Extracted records
=== Begin Enclosure ===

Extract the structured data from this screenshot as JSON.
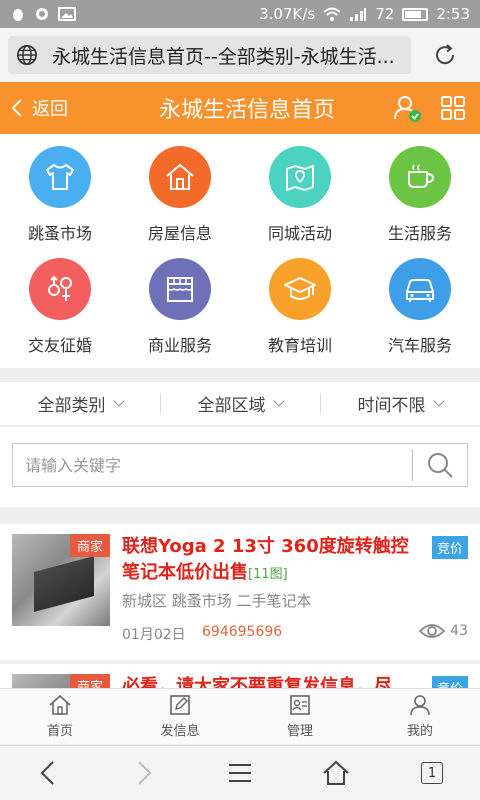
{
  "status_bar": {
    "speed": "3.07K/s",
    "battery": "72",
    "battery_level": 0.72,
    "time": "2:53"
  },
  "browser": {
    "url_title": "永城生活信息首页--全部类别-永城生活..."
  },
  "header": {
    "back_label": "返回",
    "title": "永城生活信息首页",
    "accent": "#f7922d"
  },
  "categories": [
    {
      "label": "跳蚤市场",
      "icon": "tshirt-icon",
      "color": "#4aaef0"
    },
    {
      "label": "房屋信息",
      "icon": "house-icon",
      "color": "#f36b2a"
    },
    {
      "label": "同城活动",
      "icon": "map-icon",
      "color": "#4cd2c0"
    },
    {
      "label": "生活服务",
      "icon": "cup-icon",
      "color": "#6cc445"
    },
    {
      "label": "交友征婚",
      "icon": "gender-icon",
      "color": "#f35f5f"
    },
    {
      "label": "商业服务",
      "icon": "shop-icon",
      "color": "#6e71b8"
    },
    {
      "label": "教育培训",
      "icon": "graduation-cap-icon",
      "color": "#f7a12a"
    },
    {
      "label": "汽车服务",
      "icon": "car-icon",
      "color": "#3f9ee8"
    }
  ],
  "filters": {
    "category": "全部类别",
    "area": "全部区域",
    "time": "时间不限"
  },
  "search": {
    "placeholder": "请输入关键字"
  },
  "listings": [
    {
      "tag": "商家",
      "title": "联想Yoga 2 13寸 360度旋转触控笔记本低价出售",
      "image_count": "[11图]",
      "bid": "竞价",
      "location": "新城区 跳蚤市场 二手笔记本",
      "date": "01月02日",
      "phone": "694695696",
      "views": "43"
    },
    {
      "tag": "商家",
      "title": "必看，请大家不要重复发信息，尽",
      "bid": "竞价"
    }
  ],
  "app_nav": {
    "home": "首页",
    "post": "发信息",
    "manage": "管理",
    "mine": "我的"
  },
  "browser_bar": {
    "tab_count": "1"
  }
}
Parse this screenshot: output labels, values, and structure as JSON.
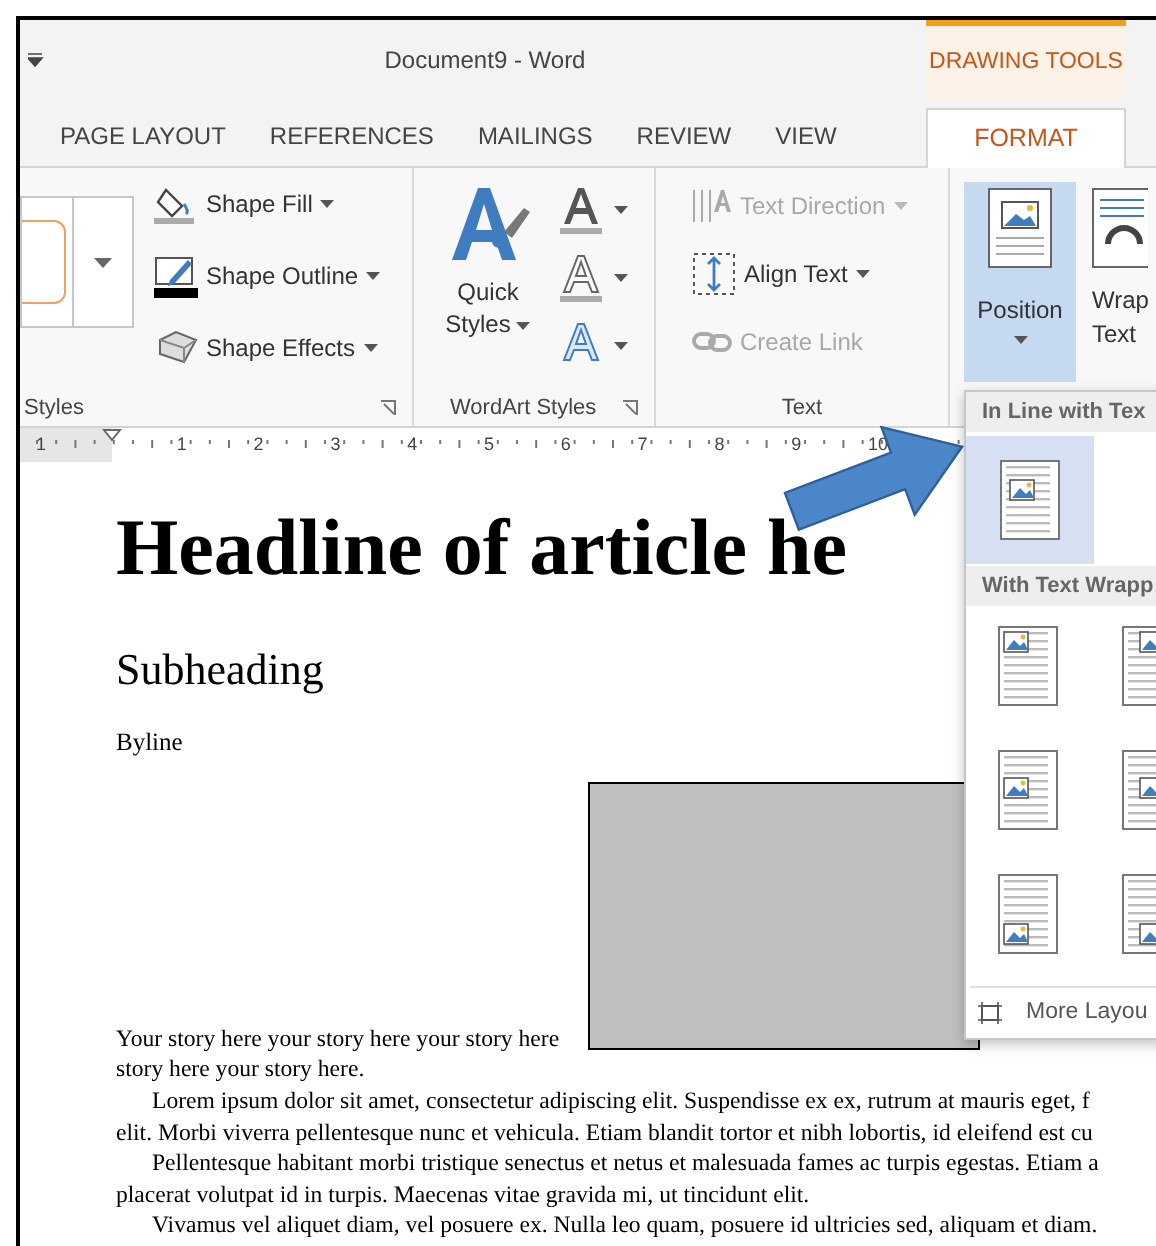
{
  "window": {
    "title": "Document9 - Word",
    "context_label": "DRAWING TOOLS"
  },
  "tabs": [
    {
      "label": "PAGE LAYOUT",
      "selected": false
    },
    {
      "label": "REFERENCES",
      "selected": false
    },
    {
      "label": "MAILINGS",
      "selected": false
    },
    {
      "label": "REVIEW",
      "selected": false
    },
    {
      "label": "VIEW",
      "selected": false
    },
    {
      "label": "FORMAT",
      "selected": true
    }
  ],
  "ribbon": {
    "shape_styles": {
      "label": "Styles",
      "commands": [
        {
          "label": "Shape Fill"
        },
        {
          "label": "Shape Outline"
        },
        {
          "label": "Shape Effects"
        }
      ]
    },
    "wordart_styles": {
      "label": "WordArt Styles",
      "quick_styles": "Quick Styles"
    },
    "text": {
      "label": "Text",
      "commands": [
        {
          "label": "Text Direction",
          "disabled": true
        },
        {
          "label": "Align Text",
          "disabled": false
        },
        {
          "label": "Create Link",
          "disabled": true
        }
      ]
    },
    "arrange": {
      "position": {
        "label": "Position",
        "selected": true
      },
      "wrap_text": {
        "label": "Wrap Text"
      }
    }
  },
  "ruler": {
    "numbers": [
      "1",
      "1",
      "2",
      "3",
      "4",
      "5",
      "6",
      "7",
      "8",
      "9",
      "10"
    ]
  },
  "document": {
    "headline": "Headline of article he",
    "subheading": "Subheading",
    "byline": "Byline",
    "lines": [
      {
        "text": "Your story here your story here your story here",
        "indent": false
      },
      {
        "text": "story here your story here.",
        "indent": false
      },
      {
        "text": "Lorem ipsum dolor sit amet, consectetur adipiscing elit. Suspendisse ex ex, rutrum at mauris eget, f",
        "indent": true
      },
      {
        "text": "elit. Morbi viverra pellentesque nunc et vehicula. Etiam blandit tortor et nibh lobortis, id eleifend est cu",
        "indent": false
      },
      {
        "text": "Pellentesque habitant morbi tristique senectus et netus et malesuada fames ac turpis egestas. Etiam a",
        "indent": true
      },
      {
        "text": "placerat volutpat id in turpis. Maecenas vitae gravida mi, ut tincidunt elit.",
        "indent": false
      },
      {
        "text": "Vivamus vel aliquet diam, vel posuere ex. Nulla leo quam, posuere id ultricies sed, aliquam et diam.",
        "indent": true
      }
    ]
  },
  "position_menu": {
    "sections": [
      {
        "heading": "In Line with Tex",
        "options": [
          {
            "selected": true
          }
        ]
      },
      {
        "heading": "With Text Wrapp",
        "options": [
          {
            "selected": false
          },
          {
            "selected": false
          },
          {
            "selected": false
          },
          {
            "selected": false
          },
          {
            "selected": false
          },
          {
            "selected": false
          }
        ]
      }
    ],
    "more": "More Layou"
  }
}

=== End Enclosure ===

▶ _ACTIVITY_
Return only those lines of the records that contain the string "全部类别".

▶ _ANSWER SPACE_
    "url_title": "永城生活信息首页--全部类别-永城生活..."
    "category": "全部类别",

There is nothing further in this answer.